Colorado schools hit with large open records request
June 7, 2010
FORT COLLINS, Colo. (AP) – The Colorado attorney general’s office has asked more than 150 school districts for thousands of documents to help the state fight a lawsuit over school funding.
Early estimates from about a fourth of those districts say it will cost at least $300,000 in staff time and other costs to compile the records. The other districts haven’t submitted estimates.
The request, reported Sunday by the Fort Collins Coloradoan, was made under the Colorado Open Records Act.
State law allows government agencies to charge $20 an hour for time and 25 cents per page copied for documents under the Open Records Act.
It wasn’t clear how much the state would end up paying the schools. The attorney general is willing to pay “reasonable costs and fees” allowed under the law, said Mike Saccone, a spokesman for Attorney General John Suthers.
Saccone said the attorney general’s office is willing to send employees with scanners to individual districts to reduce copying costs.
“We are taking every step to make this non-burdensome,” he said.
Saccone said the documents are necessary to defend against a suit by about 20 districts alleging the state isn’t meeting its constitutional requirements for school funding.
The districts asked to provide the documents aren’t plaintiffs.
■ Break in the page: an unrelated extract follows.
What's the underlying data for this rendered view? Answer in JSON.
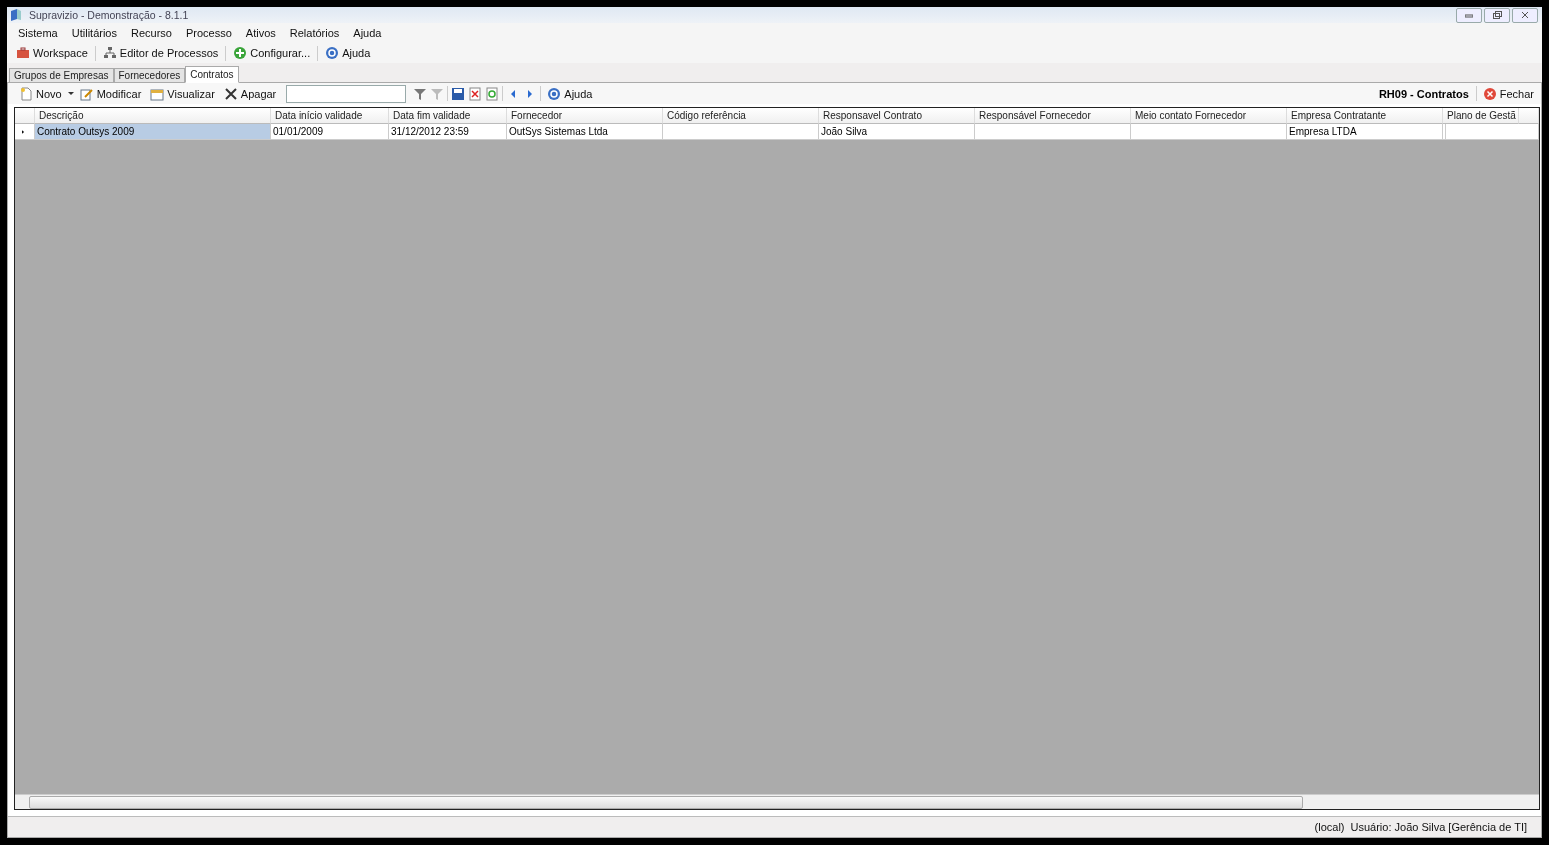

Requests for documents from opposing sides court cases is usually handled through the pretrial discovery process.
Kathy Gebhardt, lead attorney for the plaintiffs, said she was concerned by the size of the records request.
“That’s money that would go to kids and that would help with education instead of copying and scanning,” she said.
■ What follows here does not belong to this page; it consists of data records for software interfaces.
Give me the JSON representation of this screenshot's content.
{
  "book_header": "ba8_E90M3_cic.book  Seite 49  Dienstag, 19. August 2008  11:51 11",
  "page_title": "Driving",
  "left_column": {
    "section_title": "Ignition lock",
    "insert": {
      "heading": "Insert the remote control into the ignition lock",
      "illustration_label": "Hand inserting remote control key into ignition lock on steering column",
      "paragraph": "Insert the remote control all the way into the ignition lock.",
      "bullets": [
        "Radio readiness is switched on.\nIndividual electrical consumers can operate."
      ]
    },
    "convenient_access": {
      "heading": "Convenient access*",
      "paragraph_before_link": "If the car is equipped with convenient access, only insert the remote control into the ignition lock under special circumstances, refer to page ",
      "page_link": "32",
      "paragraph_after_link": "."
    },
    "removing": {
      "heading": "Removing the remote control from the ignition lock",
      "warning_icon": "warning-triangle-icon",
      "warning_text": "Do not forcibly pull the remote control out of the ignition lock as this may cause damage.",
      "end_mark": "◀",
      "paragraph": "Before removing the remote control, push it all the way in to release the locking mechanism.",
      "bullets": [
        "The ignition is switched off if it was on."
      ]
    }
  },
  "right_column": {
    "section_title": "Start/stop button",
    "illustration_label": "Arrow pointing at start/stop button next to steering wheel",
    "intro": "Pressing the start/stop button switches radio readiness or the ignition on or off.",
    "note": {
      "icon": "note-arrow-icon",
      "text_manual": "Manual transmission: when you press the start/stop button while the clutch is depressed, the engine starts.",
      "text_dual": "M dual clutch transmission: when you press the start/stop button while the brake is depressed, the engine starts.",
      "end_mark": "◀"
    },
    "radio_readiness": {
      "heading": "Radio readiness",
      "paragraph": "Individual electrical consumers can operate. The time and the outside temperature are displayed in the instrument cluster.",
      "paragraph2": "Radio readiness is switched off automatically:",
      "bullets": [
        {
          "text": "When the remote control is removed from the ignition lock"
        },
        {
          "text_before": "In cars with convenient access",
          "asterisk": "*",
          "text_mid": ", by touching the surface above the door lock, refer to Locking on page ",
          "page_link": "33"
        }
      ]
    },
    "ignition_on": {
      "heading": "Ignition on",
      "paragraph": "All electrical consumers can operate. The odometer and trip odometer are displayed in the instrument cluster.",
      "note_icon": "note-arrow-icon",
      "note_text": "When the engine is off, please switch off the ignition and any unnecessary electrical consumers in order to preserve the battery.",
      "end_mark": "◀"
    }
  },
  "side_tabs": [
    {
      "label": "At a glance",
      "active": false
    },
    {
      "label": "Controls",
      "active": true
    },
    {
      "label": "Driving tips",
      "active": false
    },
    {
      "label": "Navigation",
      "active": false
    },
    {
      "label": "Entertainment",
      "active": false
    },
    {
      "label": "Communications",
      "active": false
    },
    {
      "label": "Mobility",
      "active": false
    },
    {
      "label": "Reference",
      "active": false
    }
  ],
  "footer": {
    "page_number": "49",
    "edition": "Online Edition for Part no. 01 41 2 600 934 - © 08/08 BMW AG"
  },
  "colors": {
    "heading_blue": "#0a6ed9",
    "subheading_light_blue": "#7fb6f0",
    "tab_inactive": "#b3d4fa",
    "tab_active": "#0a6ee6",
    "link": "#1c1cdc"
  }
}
The lawsuit was filed in 2005 by 14 districts in the San Luis Valley and a number of parents. Six other districts, including large ones in Denver, Colorado Springs and Jefferson County, joined later.
After several rulings on appeal, the case could go to trial next year.